Adapted from Food & Drink Fall 2011


  • 1 3/4 c all-purpose flour
  • 1 c ground almonds1 tsp baking powder
  • 1/2 c unsalted butter at room temperature
  • 2/3 c sugar
  • 2 eggs
  • 1 tsp vanilla
  • 2 tbsp honey
  • 3/4 c dried dates
  • 1/4 c whole almonds, toasted, coarsely chopped


Preheat oven to 350°F

Cut dates in quarters (cut lengthwise and then crosswise) and place in a small bowl.  Drizzle with honey and let stand while preparing the dough.

In large bowl, stir flour with ground almonds and baking powder with a fork or whisk.

Cream butter and sugar in large bowl.  Beat in eggs, one at a time.  Add vanilla and beat until evenly mixed.  Add flour mixture.  Beat until almost incorporated and dough comes together.  Stir in honey dates and almonds until evenly distributed.

Line a baking sheet with parchment paper.  Place dough on sheet and form into a log, about 12 inches long, 3 inches wide and 1 inch tall.  The dough will be very sticky so wet your hands to work with it.

Bake in centre of preheated oven for about 25 to 30 minutes, until lightly golden on top.  Remove from oven and allow log to cool completely, at least 30 minutes.  meanwhile, reduce oven temperature to 300°F.  When log is cool slice 1/2 inch thick slices.  Place slices on a rack set on baking sheet (or turn half way through second baking).

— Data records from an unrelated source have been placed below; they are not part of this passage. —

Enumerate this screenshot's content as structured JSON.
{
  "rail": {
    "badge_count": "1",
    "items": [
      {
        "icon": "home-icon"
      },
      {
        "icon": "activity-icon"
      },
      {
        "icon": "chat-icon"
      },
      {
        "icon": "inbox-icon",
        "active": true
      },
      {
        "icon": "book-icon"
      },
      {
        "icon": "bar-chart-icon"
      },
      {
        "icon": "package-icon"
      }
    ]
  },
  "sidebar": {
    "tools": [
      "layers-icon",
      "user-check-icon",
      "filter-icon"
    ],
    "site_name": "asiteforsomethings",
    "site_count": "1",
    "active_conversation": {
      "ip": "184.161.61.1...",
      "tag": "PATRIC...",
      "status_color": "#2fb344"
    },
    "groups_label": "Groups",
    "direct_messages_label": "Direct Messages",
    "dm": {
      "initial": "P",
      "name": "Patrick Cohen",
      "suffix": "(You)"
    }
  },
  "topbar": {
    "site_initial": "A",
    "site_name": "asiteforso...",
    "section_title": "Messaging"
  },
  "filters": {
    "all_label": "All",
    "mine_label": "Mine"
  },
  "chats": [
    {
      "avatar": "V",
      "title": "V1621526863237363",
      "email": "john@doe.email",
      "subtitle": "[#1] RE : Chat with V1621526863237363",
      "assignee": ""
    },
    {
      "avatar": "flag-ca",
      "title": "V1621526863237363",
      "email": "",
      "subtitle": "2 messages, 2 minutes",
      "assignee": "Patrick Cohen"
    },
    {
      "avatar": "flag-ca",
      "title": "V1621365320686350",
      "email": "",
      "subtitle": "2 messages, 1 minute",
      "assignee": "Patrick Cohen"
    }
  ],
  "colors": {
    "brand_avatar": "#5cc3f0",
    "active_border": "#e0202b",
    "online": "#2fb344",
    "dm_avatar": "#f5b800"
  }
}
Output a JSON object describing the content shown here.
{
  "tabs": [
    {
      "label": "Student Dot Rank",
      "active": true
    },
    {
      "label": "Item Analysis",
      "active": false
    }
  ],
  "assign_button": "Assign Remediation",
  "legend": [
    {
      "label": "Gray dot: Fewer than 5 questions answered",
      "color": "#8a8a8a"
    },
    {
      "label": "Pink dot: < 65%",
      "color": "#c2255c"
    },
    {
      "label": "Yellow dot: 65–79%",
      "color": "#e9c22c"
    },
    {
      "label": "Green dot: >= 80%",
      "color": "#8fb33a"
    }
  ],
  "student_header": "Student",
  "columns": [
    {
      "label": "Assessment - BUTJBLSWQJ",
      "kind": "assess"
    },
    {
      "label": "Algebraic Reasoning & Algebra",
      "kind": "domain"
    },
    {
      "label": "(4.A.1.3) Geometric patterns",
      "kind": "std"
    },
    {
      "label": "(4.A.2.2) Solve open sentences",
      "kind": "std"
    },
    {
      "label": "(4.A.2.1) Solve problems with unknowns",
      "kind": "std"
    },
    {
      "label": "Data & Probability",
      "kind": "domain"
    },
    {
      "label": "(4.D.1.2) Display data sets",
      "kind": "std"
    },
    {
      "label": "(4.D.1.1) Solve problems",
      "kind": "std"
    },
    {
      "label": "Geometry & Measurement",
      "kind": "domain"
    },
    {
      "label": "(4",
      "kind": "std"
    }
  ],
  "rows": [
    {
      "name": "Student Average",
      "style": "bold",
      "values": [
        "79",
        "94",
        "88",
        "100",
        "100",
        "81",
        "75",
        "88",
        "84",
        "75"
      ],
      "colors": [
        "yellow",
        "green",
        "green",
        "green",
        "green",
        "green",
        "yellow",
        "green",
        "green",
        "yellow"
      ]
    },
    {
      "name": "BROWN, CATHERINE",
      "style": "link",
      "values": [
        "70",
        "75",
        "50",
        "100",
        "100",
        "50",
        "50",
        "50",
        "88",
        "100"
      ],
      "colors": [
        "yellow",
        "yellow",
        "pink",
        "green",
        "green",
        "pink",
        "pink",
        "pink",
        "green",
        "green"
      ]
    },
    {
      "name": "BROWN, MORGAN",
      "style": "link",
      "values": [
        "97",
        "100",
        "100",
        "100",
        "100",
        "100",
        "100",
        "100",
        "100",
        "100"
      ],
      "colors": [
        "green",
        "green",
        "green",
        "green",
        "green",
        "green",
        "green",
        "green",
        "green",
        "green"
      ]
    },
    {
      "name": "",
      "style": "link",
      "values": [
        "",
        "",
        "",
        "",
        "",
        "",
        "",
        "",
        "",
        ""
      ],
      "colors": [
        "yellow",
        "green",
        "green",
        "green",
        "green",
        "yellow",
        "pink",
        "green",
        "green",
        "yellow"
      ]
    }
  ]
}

Bake again for 20 to 30 minutes, until lightly golden and dry.  Cool completely before serving.

Biscotti will keep well in an airtight container at room temperature for up to a week or freeze up to 1 month.

happy day after valentine’s day

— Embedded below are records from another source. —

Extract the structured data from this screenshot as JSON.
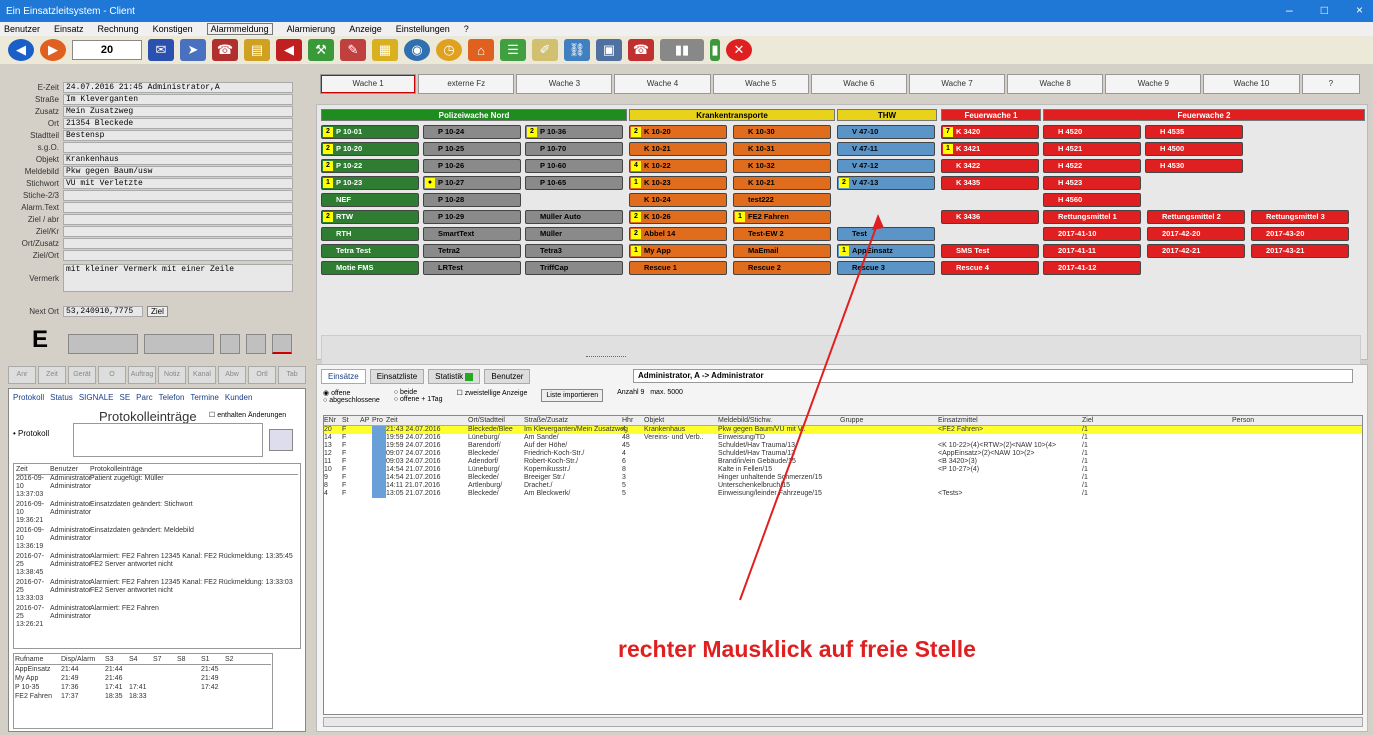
{
  "window": {
    "title": "Ein Einsatzleitsystem - Client",
    "controls": [
      "–",
      "□",
      "×"
    ]
  },
  "menu": [
    "Benutzer",
    "Einsatz",
    "Rechnung",
    "Konstigen",
    "Alarmmeldung",
    "Alarmierung",
    "Anzeige",
    "Einstellungen",
    "?"
  ],
  "menu_active_index": 4,
  "toolbar": {
    "counter": "20",
    "labels": [
      "Sms",
      "Senden",
      "Lautsprecher"
    ]
  },
  "form": {
    "rows": [
      {
        "label": "E-Zeit",
        "value": "24.07.2016    21:45 Administrator,A"
      },
      {
        "label": "Straße",
        "value": "Im Kleverganten"
      },
      {
        "label": "Zusatz",
        "value": "Mein Zusatzweg"
      },
      {
        "label": "Ort",
        "value": "21354  Bleckede"
      },
      {
        "label": "Stadtteil",
        "value": "Bestensp"
      },
      {
        "label": "s.g.O.",
        "value": ""
      },
      {
        "label": "Objekt",
        "value": "Krankenhaus"
      },
      {
        "label": "Meldebild",
        "value": "Pkw gegen Baum/usw"
      },
      {
        "label": "Stichwort",
        "value": "VU mit Verletzte"
      },
      {
        "label": "Stiche-2/3",
        "value": ""
      },
      {
        "label": "Alarm.Text",
        "value": ""
      },
      {
        "label": "Ziel / abr",
        "value": ""
      },
      {
        "label": "Ziel/Kr",
        "value": ""
      },
      {
        "label": "Ort/Zusatz",
        "value": ""
      },
      {
        "label": "Ziel/Ort",
        "value": ""
      },
      {
        "label": "Vermerk",
        "value": "mit kleiner Vermerk mit einer Zeile"
      },
      {
        "label": "Next Ort",
        "value": "53,240910,7775"
      }
    ],
    "big_letter": "E",
    "ziel_button": "Ziel"
  },
  "filter_tabs": [
    "Anr",
    "Zeit",
    "Gerät",
    "O",
    "Auftrag",
    "Notiz",
    "Kanal",
    "Abw",
    "Ortl",
    "Tab"
  ],
  "protokoll": {
    "tabs": [
      "Protokoll",
      "Status",
      "SIGNALE",
      "SE",
      "Parc",
      "Telefon",
      "Termine",
      "Kunden"
    ],
    "title": "Protokolleinträge",
    "checkbox": "enthalten Änderungen",
    "input_label": "• Protokoll",
    "headers": [
      "Zeit",
      "Benutzer",
      "Protokolleinträge"
    ],
    "rows": [
      [
        "2016-09-10 13:37:03",
        "Administrator Administrator",
        "Patient zugefügt: Müller"
      ],
      [
        "2016-09-10 19:36:21",
        "Administrator Administrator",
        "Einsatzdaten geändert: Stichwort"
      ],
      [
        "2016-09-10 13:36:19",
        "Administrator Administrator",
        "Einsatzdaten geändert: Meldebild"
      ],
      [
        "2016-07-25 13:38:45",
        "Administrator Administrator",
        "Alarmiert: FE2 Fahren 12345 Kanal: FE2 Rückmeldung: 13:35:45 FE2 Server antwortet nicht"
      ],
      [
        "2016-07-25 13:33:03",
        "Administrator Administrator",
        "Alarmiert: FE2 Fahren 12345 Kanal: FE2 Rückmeldung: 13:33:03 FE2 Server antwortet nicht"
      ],
      [
        "2016-07-25 13:26:21",
        "Administrator Administrator",
        "Alarmiert: FE2 Fahren"
      ]
    ],
    "stat_headers": [
      "Rufname",
      "Disp/Alarm",
      "S3",
      "S4",
      "S7",
      "S8",
      "S1",
      "S2"
    ],
    "stat_rows": [
      [
        "AppEinsatz",
        "21:44",
        "21:44",
        "",
        "",
        "",
        "21:45",
        ""
      ],
      [
        "My App",
        "21:49",
        "21:46",
        "",
        "",
        "",
        "21:49",
        ""
      ],
      [
        "P 10-35",
        "17:36",
        "17:41",
        "17:41",
        "",
        "",
        "17:42",
        ""
      ],
      [
        "FE2 Fahren",
        "17:37",
        "18:35",
        "18:33",
        "",
        "",
        "",
        ""
      ]
    ]
  },
  "wachen": [
    "Wache 1",
    "externe Fz",
    "Wache 3",
    "Wache 4",
    "Wache 5",
    "Wache 6",
    "Wache 7",
    "Wache 8",
    "Wache 9",
    "Wache 10",
    "?"
  ],
  "groups": [
    {
      "label": "Polizeiwache Nord",
      "color": "#1e8c1e"
    },
    {
      "label": "Krankentransporte",
      "color": "#e8d21a"
    },
    {
      "label": "THW",
      "color": "#e8d21a"
    },
    {
      "label": "Feuerwache 1",
      "color": "#e02020"
    },
    {
      "label": "Feuerwache 2",
      "color": "#e02020"
    }
  ],
  "units": [
    [
      "P 10-01",
      "P 10-24",
      "P 10-36",
      "K 10-20",
      "K 10-30",
      "V 47-10",
      "K 3420",
      "H 4520",
      "H 4535"
    ],
    [
      "P 10-20",
      "P 10-25",
      "P 10-70",
      "K 10-21",
      "K 10-31",
      "V 47-11",
      "K 3421",
      "H 4521",
      "H 4500"
    ],
    [
      "P 10-22",
      "P 10-26",
      "P 10-60",
      "K 10-22",
      "K 10-32",
      "V 47-12",
      "K 3422",
      "H 4522",
      "H 4530"
    ],
    [
      "P 10-23",
      "P 10-27",
      "P 10-65",
      "K 10-23",
      "K 10-21",
      "V 47-13",
      "K 3435",
      "H 4523",
      ""
    ],
    [
      "NEF",
      "P 10-28",
      "",
      "K 10-24",
      "test222",
      "",
      "",
      "H 4560",
      ""
    ],
    [
      "RTW",
      "P 10-29",
      "Müller Auto",
      "K 10-26",
      "FE2 Fahren",
      "",
      "K 3436",
      "Rettungsmittel 1",
      "Rettungsmittel 2",
      "Rettungsmittel 3"
    ],
    [
      "RTH",
      "SmartText",
      "Müller",
      "Abbel 14",
      "Test-EW 2",
      "Test",
      "",
      "2017-41-10",
      "2017-42-20",
      "2017-43-20"
    ],
    [
      "Tetra Test",
      "Tetra2",
      "Tetra3",
      "My App",
      "MaEmail",
      "AppEinsatz",
      "SMS Test",
      "2017-41-11",
      "2017-42-21",
      "2017-43-21"
    ],
    [
      "Motie FMS",
      "LRTest",
      "TriffCap",
      "Rescue 1",
      "Rescue 2",
      "Rescue 3",
      "Rescue 4",
      "2017-41-12",
      "",
      ""
    ]
  ],
  "lower": {
    "tabs": [
      "Einsätze",
      "Einsatzliste",
      "Statistik",
      "Benutzer"
    ],
    "user_box": "Administrator, A -> Administrator",
    "filter_radio": [
      "offene",
      "abgeschlossene"
    ],
    "filter_radio2": [
      "beide",
      "offene + 1Tag"
    ],
    "filter_check": "zweistellige Anzeige",
    "filter_button": "Liste importieren",
    "anzahl_label": "Anzahl",
    "anzahl_val": "9",
    "max_label": "max. 5000",
    "headers": [
      "ENr",
      "St",
      "AP",
      "Pro",
      "Zeit",
      "Ort/Stadtteil",
      "Straße/Zusatz",
      "Hhr",
      "Objekt",
      "Meldebild/Stichw.",
      "Gruppe",
      "Einsatzmittel",
      "Ziel",
      "Person"
    ],
    "rows": [
      [
        "20",
        "F",
        "",
        "",
        "21:43 24.07.2016",
        "Bleckede/Blee",
        "Im Kleverganten/Mein Zusatzweg",
        "4",
        "Krankenhaus",
        "Pkw gegen Baum/VU mit V..",
        "",
        "<FE2 Fahren>",
        "/1",
        ""
      ],
      [
        "14",
        "F",
        "",
        "",
        "19:59 24.07.2016",
        "Lüneburg/",
        "Am Sande/",
        "48",
        "Vereins- und Verb..",
        "Einweisung/TD",
        "",
        "",
        "/1",
        ""
      ],
      [
        "13",
        "F",
        "",
        "",
        "19:59 24.07.2016",
        "Barendorf/",
        "Auf der Höhe/",
        "45",
        "",
        "Schuldet/Hav Trauma/13",
        "",
        "<K 10-22>(4)<RTW>(2)<NAW 10>(4>",
        "/1",
        ""
      ],
      [
        "12",
        "F",
        "",
        "",
        "09:07 24.07.2016",
        "Bleckede/",
        "Friedrich-Koch-Str./",
        "4",
        "",
        "Schuldet/Hav Trauma/13",
        "",
        "<AppEinsatz>(2)<NAW 10>(2>",
        "/1",
        ""
      ],
      [
        "11",
        "F",
        "",
        "",
        "09:03 24.07.2016",
        "Adendorf/",
        "Robert-Koch-Str./",
        "6",
        "",
        "Brand/in/ein Gebäude/15",
        "",
        "<B 3420>(3)",
        "/1",
        ""
      ],
      [
        "10",
        "F",
        "",
        "",
        "14:54 21.07.2016",
        "Lüneburg/",
        "Kopernikusstr./",
        "8",
        "",
        "Kalte in Fellen/15",
        "",
        "<P 10-27>(4)",
        "/1",
        ""
      ],
      [
        "9",
        "F",
        "",
        "",
        "14:54 21.07.2016",
        "Bleckede/",
        "Breeiger Str./",
        "3",
        "",
        "Hinger unhaltende Schmerzen/15",
        "",
        "",
        "/1",
        ""
      ],
      [
        "8",
        "F",
        "",
        "",
        "14:11 21.07.2016",
        "Artlenburg/",
        "Drachet./",
        "5",
        "",
        "Unterschenkelbruch/15",
        "",
        "",
        "/1",
        ""
      ],
      [
        "4",
        "F",
        "",
        "",
        "13:05 21.07.2016",
        "Bleckede/",
        "Am Bleckwerk/",
        "5",
        "",
        "Einweisung/leinder Fahrzeuge/15",
        "",
        "<Tests>",
        "/1",
        ""
      ]
    ]
  },
  "annotation": "rechter Mausklick auf freie Stelle"
}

16 Feb

this is what was in my fridge when I got home from work. so this is what I’m eating for dinner…

with beer.

happy day after valentine’s day

sage + butternut squash galette

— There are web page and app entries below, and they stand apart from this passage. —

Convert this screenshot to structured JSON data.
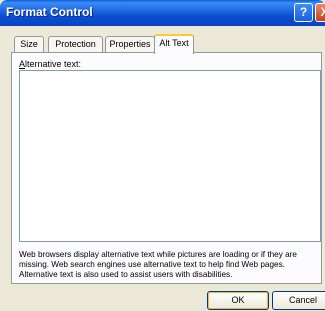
{
  "window": {
    "title": "Format Control",
    "help_label": "?",
    "close_label": "X"
  },
  "tabs": [
    {
      "label": "Size"
    },
    {
      "label": "Protection"
    },
    {
      "label": "Properties"
    },
    {
      "label": "Alt Text"
    }
  ],
  "alt_text": {
    "label_accel": "A",
    "label_rest": "lternative text:",
    "value": "",
    "description": "Web browsers display alternative text while pictures are loading or if they are missing.  Web search engines use alternative text to help find Web pages. Alternative text is also used to assist users with disabilities."
  },
  "buttons": {
    "ok": "OK",
    "cancel": "Cancel"
  }
}
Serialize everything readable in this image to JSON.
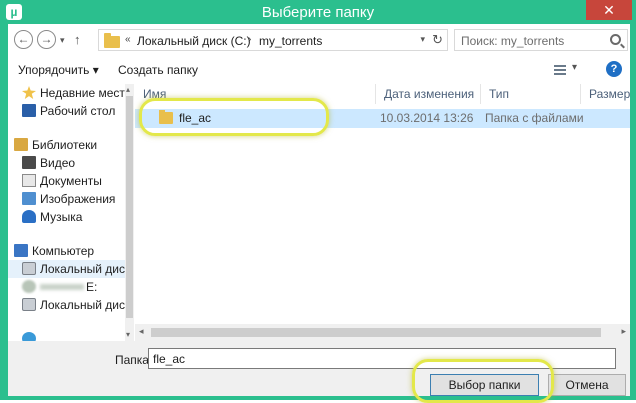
{
  "window": {
    "title": "Выберите папку",
    "close_glyph": "✕",
    "app_icon_glyph": "µ"
  },
  "address": {
    "breadcrumb_prefix": "«",
    "crumbs": [
      "Локальный диск (C:)",
      "my_torrents"
    ],
    "separator": "›",
    "search_placeholder": "Поиск: my_torrents"
  },
  "toolbar": {
    "organize": "Упорядочить ▾",
    "new_folder": "Создать папку",
    "view_dropdown": "▾",
    "help": "?"
  },
  "navpane": {
    "items": [
      {
        "label": "Недавние места",
        "icon": "recent-places-icon"
      },
      {
        "label": "Рабочий стол",
        "icon": "desktop-icon"
      },
      {
        "label": "Библиотеки",
        "icon": "libraries-icon"
      },
      {
        "label": "Видео",
        "icon": "videos-icon"
      },
      {
        "label": "Документы",
        "icon": "documents-icon"
      },
      {
        "label": "Изображения",
        "icon": "pictures-icon"
      },
      {
        "label": "Музыка",
        "icon": "music-icon"
      },
      {
        "label": "Компьютер",
        "icon": "computer-icon"
      },
      {
        "label": "Локальный диск",
        "icon": "drive-icon"
      },
      {
        "label": "E:",
        "icon": "blurred-drive-icon"
      },
      {
        "label": "Локальный диск",
        "icon": "drive-icon"
      }
    ]
  },
  "filelist": {
    "columns": [
      "Имя",
      "Дата изменения",
      "Тип",
      "Размер"
    ],
    "rows": [
      {
        "name": "fle_ac",
        "date": "10.03.2014 13:26",
        "type": "Папка с файлами",
        "size": ""
      }
    ]
  },
  "bottom": {
    "folder_label": "Папка:",
    "folder_value": "fle_ac",
    "select_button": "Выбор папки",
    "cancel_button": "Отмена"
  },
  "colors": {
    "titlebar": "#2bbf8e",
    "selection": "#cce8ff",
    "highlight_ring": "#e3e84a",
    "close_button": "#c7463b"
  }
}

13 Feb

In the middle of a Toronto February I start fantasizing about making a blanket fort around my bed and refusing to come out until i can be assured that I will reliably see the sun for more than an hour a day. Pastry, however, has proven to be a much healthier and equally satisfying way of handling the long last stretch of winter. Not only is it flaky and delicious, it forces me to sit at a table! #nocrumbsinmybed

Here is a recipe I tried and loved from Gourmet February 2009

$4.50 per 2 servings

Serves 6 as main course.

sage & butternut squash galette

From Gourmet, February 2009



  • 1 1/4 c all purpose flour
  • 1 stick (1/2 c) cold unsalted butter, cut into 1/2 inch cubes
  • 2 tbsp chopped fresh sage
  • 1 tsp fine sea salt
  • 4-6 tbsp cold water
  • 1 egg, lightly beaten


  • 1 2lb butternut squash, peeled and seeded, cut into 2 inch by 1/4 inch slices (should be about 4 cups)
  • 1 tsp coarse sea salt
  • 3 tbsp olive oil
  • 2 leeks (white & pale green parts only), thinly sliced
  • 175 g soft goat cheese



Mix flour, butter, sage, and sea salt using a pastry cutter until mixture resembles coarse meal. Drizzle ice water evenly over mixture, one tablespoon at a time, and mix with the pastry cutter until it just forms a ball. (Do not overwork dough, or pastry will be tough.) Gently press dough into a 5-inch disk and chill, wrapped in plastic wrap, until firm, at least 1 hour.

make filling while dough chills:

Preheat oven to 500°F with rack in middle.

Toss squash with sea salt and 1 tbsp oil and arrange in 1 layer in a 17-by 12-inch shallow baking pan. Roast, stirring once halfway through roasting, until golden brown on edges and undersides, 20 to 25 minutes. Remove squash from oven and reduce oven temperature to 375°F.

Meanwhile, wash leeks, then cook in remaining 2 tablespoons oil with a pinch of sea salt in a 10-inch heavy skillet over medium heat, partially covered, stirring occasionally, until tender, 10 to 15 minutes. Transfer to a large bowl to cool slightly. Add squash, most of the goat cheese (set about a 1/4 c aside), and 1/4 teaspoon pepper and toss gently.


Roll out dough into a 13-inch round on a lightly floured surface with a lightly floured rolling pin. Transfer to a baking sheet. Arrange filling in an even layer in center of dough, leaving a 2- to 3-inch border. Fold dough in on itself to cover outer rim of filling, pleating dough as necessary. With the remaining 1/4 c goat cheese, place a generous amount on each slice of the galette (about 6 evenly spaced pieces). Brush pastry with beaten egg and bake galette until crust is cooked through and golden on edges, 35 to 45 minutes. Cool on baking sheet on a rack 10 minutes before serving.